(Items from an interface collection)

BEGIN

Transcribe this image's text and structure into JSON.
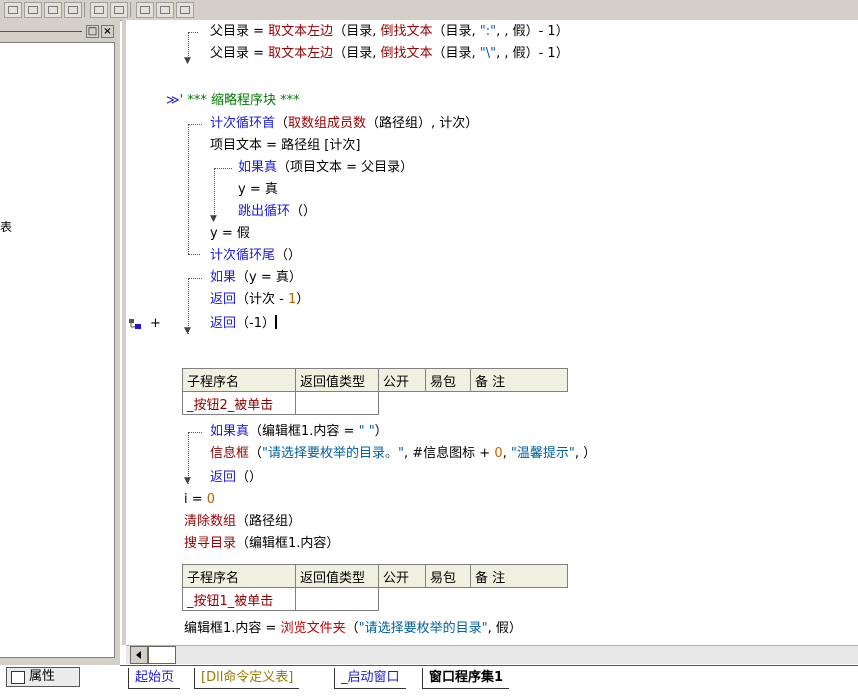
{
  "panel": {
    "clipped_text": "表",
    "attr_tab_label": "属性",
    "close_glyph": "×",
    "max_glyph": "□"
  },
  "code": {
    "l1": {
      "a": "父目录 = ",
      "b": "取文本左边",
      "c": "（目录, ",
      "d": "倒找文本",
      "e": "（目录, ",
      "f": "\":\"",
      "g": ", , 假）- 1）"
    },
    "l2": {
      "a": "父目录 = ",
      "b": "取文本左边",
      "c": "（目录, ",
      "d": "倒找文本",
      "e": "（目录, ",
      "f": "\"\\\"",
      "g": ", , 假）- 1）"
    },
    "comment_marker": "≫",
    "comment": "' *** 缩略程序块 ***",
    "l4": {
      "a": "计次循环首",
      "b": "（",
      "c": "取数组成员数",
      "d": "（路径组）, 计次）"
    },
    "l5": "项目文本 = 路径组 [计次]",
    "l6": {
      "a": "如果真",
      "b": "（项目文本 = 父目录）"
    },
    "l7": "y = 真",
    "l8": {
      "a": "跳出循环",
      "b": "（）"
    },
    "l9": "y = 假",
    "l10": {
      "a": "计次循环尾",
      "b": "（）"
    },
    "l11": {
      "a": "如果",
      "b": "（y = 真）"
    },
    "l12": {
      "a": "返回",
      "b": "（计次 - ",
      "c": "1",
      "d": "）"
    },
    "l13": {
      "a": "返回",
      "b": "（-1）"
    },
    "gutter_plus": "+",
    "t1": {
      "headers": [
        "子程序名",
        "返回值类型",
        "公开",
        "易包",
        "备 注"
      ],
      "name": "_按钮2_被单击"
    },
    "l14": {
      "a": "如果真",
      "b": "（编辑框1.内容 = ",
      "c": "\" \"",
      "d": "）"
    },
    "l15": {
      "a": "信息框",
      "b": "（",
      "c": "\"请选择要枚举的目录。\"",
      "d": ", #信息图标 + ",
      "e": "0",
      "f": ", ",
      "g": "\"温馨提示\"",
      "h": ", ）"
    },
    "l16": {
      "a": "返回",
      "b": "（）"
    },
    "l17": {
      "a": "i = ",
      "b": "0"
    },
    "l18": {
      "a": "清除数组",
      "b": "（路径组）"
    },
    "l19": {
      "a": "搜寻目录",
      "b": "（编辑框1.内容）"
    },
    "t2": {
      "headers": [
        "子程序名",
        "返回值类型",
        "公开",
        "易包",
        "备 注"
      ],
      "name": "_按钮1_被单击"
    },
    "l20": {
      "a": "编辑框1.内容 = ",
      "b": "浏览文件夹",
      "c": "（",
      "d": "\"请选择要枚举的目录\"",
      "e": ", 假）"
    }
  },
  "tabs": [
    "起始页",
    "[Dll命令定义表]",
    "_启动窗口",
    "窗口程序集1"
  ]
}
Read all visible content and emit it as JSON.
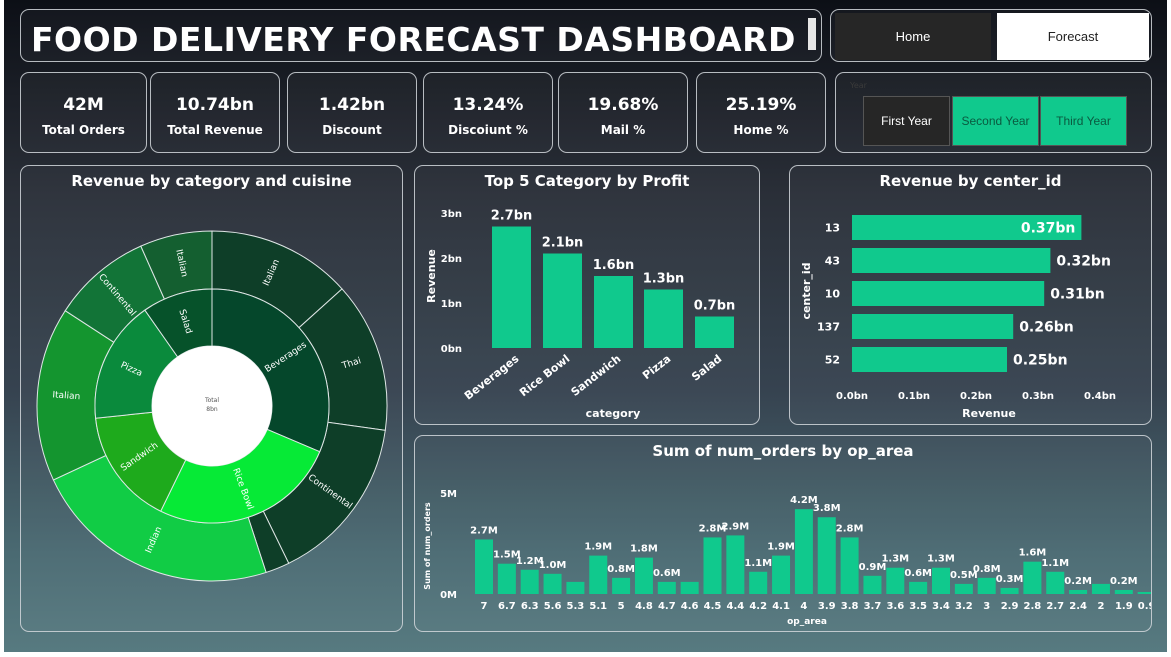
{
  "header": {
    "title": "FOOD DELIVERY FORECAST DASHBOARD"
  },
  "nav": {
    "home": "Home",
    "forecast": "Forecast"
  },
  "kpis": [
    {
      "value": "42M",
      "label": "Total Orders"
    },
    {
      "value": "10.74bn",
      "label": "Total Revenue"
    },
    {
      "value": "1.42bn",
      "label": "Discount"
    },
    {
      "value": "13.24%",
      "label": "Discoiunt %"
    },
    {
      "value": "19.68%",
      "label": "Mail %"
    },
    {
      "value": "25.19%",
      "label": "Home %"
    }
  ],
  "year_filter": {
    "label": "Year",
    "options": [
      "First Year",
      "Second Year",
      "Third Year"
    ],
    "selected": [
      "Second Year",
      "Third Year"
    ]
  },
  "colors": {
    "accent": "#10c98d",
    "dark_button": "#262626"
  },
  "chart_data": [
    {
      "type": "sunburst",
      "title": "Revenue by category and cuisine",
      "center_label": "Total",
      "center_value": "8bn",
      "inner": [
        {
          "name": "Beverages",
          "color": "#05472b"
        },
        {
          "name": "Rice Bowl",
          "color": "#06ea36"
        },
        {
          "name": "Sandwich",
          "color": "#1eaa1c"
        },
        {
          "name": "Pizza",
          "color": "#0a8a3c"
        },
        {
          "name": "Salad",
          "color": "#06522a"
        }
      ],
      "outer": [
        {
          "name": "Italian",
          "color": "#0e3e28"
        },
        {
          "name": "Thai",
          "color": "#0e3e28"
        },
        {
          "name": "Continental",
          "color": "#0e3e28"
        },
        {
          "name": "",
          "color": "#0e3e28"
        },
        {
          "name": "Indian",
          "color": "#11cc45"
        },
        {
          "name": "Italian",
          "color": "#14952f"
        },
        {
          "name": "Continental",
          "color": "#127437"
        },
        {
          "name": "Italian",
          "color": "#145f30"
        }
      ]
    },
    {
      "type": "bar",
      "title": "Top 5 Category by Profit",
      "categories": [
        "Beverages",
        "Rice Bowl",
        "Sandwich",
        "Pizza",
        "Salad"
      ],
      "values": [
        2.7,
        2.1,
        1.6,
        1.3,
        0.7
      ],
      "labels": [
        "2.7bn",
        "2.1bn",
        "1.6bn",
        "1.3bn",
        "0.7bn"
      ],
      "xlabel": "category",
      "ylabel": "Revenue",
      "yticks": [
        "0bn",
        "1bn",
        "2bn",
        "3bn"
      ],
      "ylim": [
        0,
        3
      ]
    },
    {
      "type": "bar",
      "orientation": "horizontal",
      "title": "Revenue by center_id",
      "categories": [
        "13",
        "43",
        "10",
        "137",
        "52"
      ],
      "values": [
        0.37,
        0.32,
        0.31,
        0.26,
        0.25
      ],
      "labels": [
        "0.37bn",
        "0.32bn",
        "0.31bn",
        "0.26bn",
        "0.25bn"
      ],
      "xlabel": "Revenue",
      "ylabel": "center_id",
      "xticks": [
        "0.0bn",
        "0.1bn",
        "0.2bn",
        "0.3bn",
        "0.4bn"
      ],
      "xlim": [
        0,
        0.4
      ]
    },
    {
      "type": "bar",
      "title": "Sum of num_orders by op_area",
      "categories": [
        "7",
        "6.7",
        "6.3",
        "5.6",
        "5.3",
        "5.1",
        "5",
        "4.8",
        "4.7",
        "4.6",
        "4.5",
        "4.4",
        "4.2",
        "4.1",
        "4",
        "3.9",
        "3.8",
        "3.7",
        "3.6",
        "3.5",
        "3.4",
        "3.2",
        "3",
        "2.9",
        "2.8",
        "2.7",
        "2.4",
        "2",
        "1.9",
        "0.9"
      ],
      "values": [
        2.7,
        1.5,
        1.2,
        1.0,
        0.6,
        1.9,
        0.8,
        1.8,
        0.6,
        0.6,
        2.8,
        2.9,
        1.1,
        1.9,
        4.2,
        3.8,
        2.8,
        0.9,
        1.3,
        0.6,
        1.3,
        0.5,
        0.8,
        0.3,
        1.6,
        1.1,
        0.2,
        0.5,
        0.2,
        0.1
      ],
      "labels": [
        "2.7M",
        "1.5M",
        "1.2M",
        "1.0M",
        "",
        "1.9M",
        "0.8M",
        "1.8M",
        "0.6M",
        "",
        "2.8M",
        "2.9M",
        "1.1M",
        "1.9M",
        "4.2M",
        "3.8M",
        "2.8M",
        "0.9M",
        "1.3M",
        "0.6M",
        "1.3M",
        "0.5M",
        "0.8M",
        "0.3M",
        "1.6M",
        "1.1M",
        "0.2M",
        "",
        "0.2M",
        ""
      ],
      "xlabel": "op_area",
      "ylabel": "Sum of num_orders",
      "yticks": [
        "0M",
        "5M"
      ],
      "ylim": [
        0,
        5
      ]
    }
  ]
}
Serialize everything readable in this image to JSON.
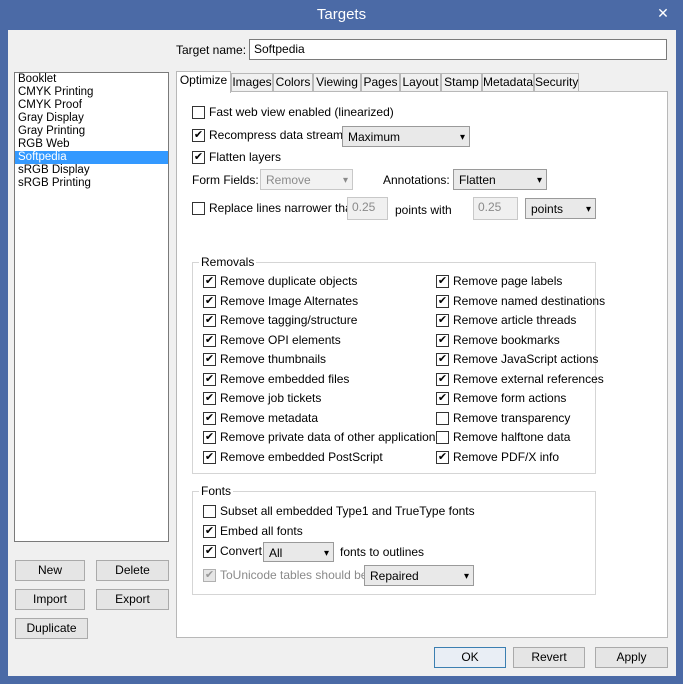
{
  "window": {
    "title": "Targets",
    "close_glyph": "✕"
  },
  "target_name": {
    "label": "Target name:",
    "value": "Softpedia"
  },
  "targets": [
    "Booklet",
    "CMYK Printing",
    "CMYK Proof",
    "Gray Display",
    "Gray Printing",
    "RGB Web",
    "Softpedia",
    "sRGB Display",
    "sRGB Printing"
  ],
  "selected_target": "Softpedia",
  "buttons": {
    "new": "New",
    "delete": "Delete",
    "import": "Import",
    "export": "Export",
    "duplicate": "Duplicate",
    "ok": "OK",
    "revert": "Revert",
    "apply": "Apply"
  },
  "tabs": [
    "Optimize",
    "Images",
    "Colors",
    "Viewing",
    "Pages",
    "Layout",
    "Stamp",
    "Metadata",
    "Security"
  ],
  "active_tab": "Optimize",
  "optimize": {
    "fast_web": {
      "label": "Fast web view enabled (linearized)",
      "checked": false
    },
    "recompress": {
      "label": "Recompress data streams",
      "checked": true,
      "select": "Maximum"
    },
    "flatten": {
      "label": "Flatten layers",
      "checked": true
    },
    "form_fields": {
      "label": "Form Fields:",
      "value": "Remove"
    },
    "annotations": {
      "label": "Annotations:",
      "value": "Flatten"
    },
    "replace_lines": {
      "label": "Replace lines narrower than",
      "checked": false,
      "value1": "0.25",
      "mid_label": "points with",
      "value2": "0.25",
      "unit": "points"
    }
  },
  "removals": {
    "title": "Removals",
    "left": [
      {
        "label": "Remove duplicate objects",
        "checked": true
      },
      {
        "label": "Remove Image Alternates",
        "checked": true
      },
      {
        "label": "Remove tagging/structure",
        "checked": true
      },
      {
        "label": "Remove OPI elements",
        "checked": true
      },
      {
        "label": "Remove thumbnails",
        "checked": true
      },
      {
        "label": "Remove embedded files",
        "checked": true
      },
      {
        "label": "Remove job tickets",
        "checked": true
      },
      {
        "label": "Remove metadata",
        "checked": true
      },
      {
        "label": "Remove private data of other applications",
        "checked": true
      },
      {
        "label": "Remove embedded PostScript",
        "checked": true
      }
    ],
    "right": [
      {
        "label": "Remove page labels",
        "checked": true
      },
      {
        "label": "Remove named destinations",
        "checked": true
      },
      {
        "label": "Remove article threads",
        "checked": true
      },
      {
        "label": "Remove bookmarks",
        "checked": true
      },
      {
        "label": "Remove JavaScript actions",
        "checked": true
      },
      {
        "label": "Remove external references",
        "checked": true
      },
      {
        "label": "Remove form actions",
        "checked": true
      },
      {
        "label": "Remove transparency",
        "checked": false
      },
      {
        "label": "Remove halftone data",
        "checked": false
      },
      {
        "label": "Remove PDF/X info",
        "checked": true
      }
    ]
  },
  "fonts": {
    "title": "Fonts",
    "subset": {
      "label": "Subset all embedded Type1 and TrueType fonts",
      "checked": false
    },
    "embed": {
      "label": "Embed all fonts",
      "checked": true
    },
    "convert": {
      "label": "Convert",
      "checked": true,
      "select": "All",
      "suffix": "fonts to outlines"
    },
    "tounicode": {
      "label": "ToUnicode tables should be:",
      "checked": true,
      "select": "Repaired"
    }
  },
  "icons": {
    "check": "✔",
    "caret": "▾"
  }
}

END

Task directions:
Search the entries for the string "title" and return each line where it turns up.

Written answer:
    "title": "FOOD DELIVERY FORECAST DASHBOARD"
      "title": "Revenue by category and cuisine",
      "title": "Top 5 Category by Profit",
      "title": "Revenue by center_id",
      "title": "Sum of num_orders by op_area",
    "title": "Targets",
    "title": "Removals",
    "title": "Fonts",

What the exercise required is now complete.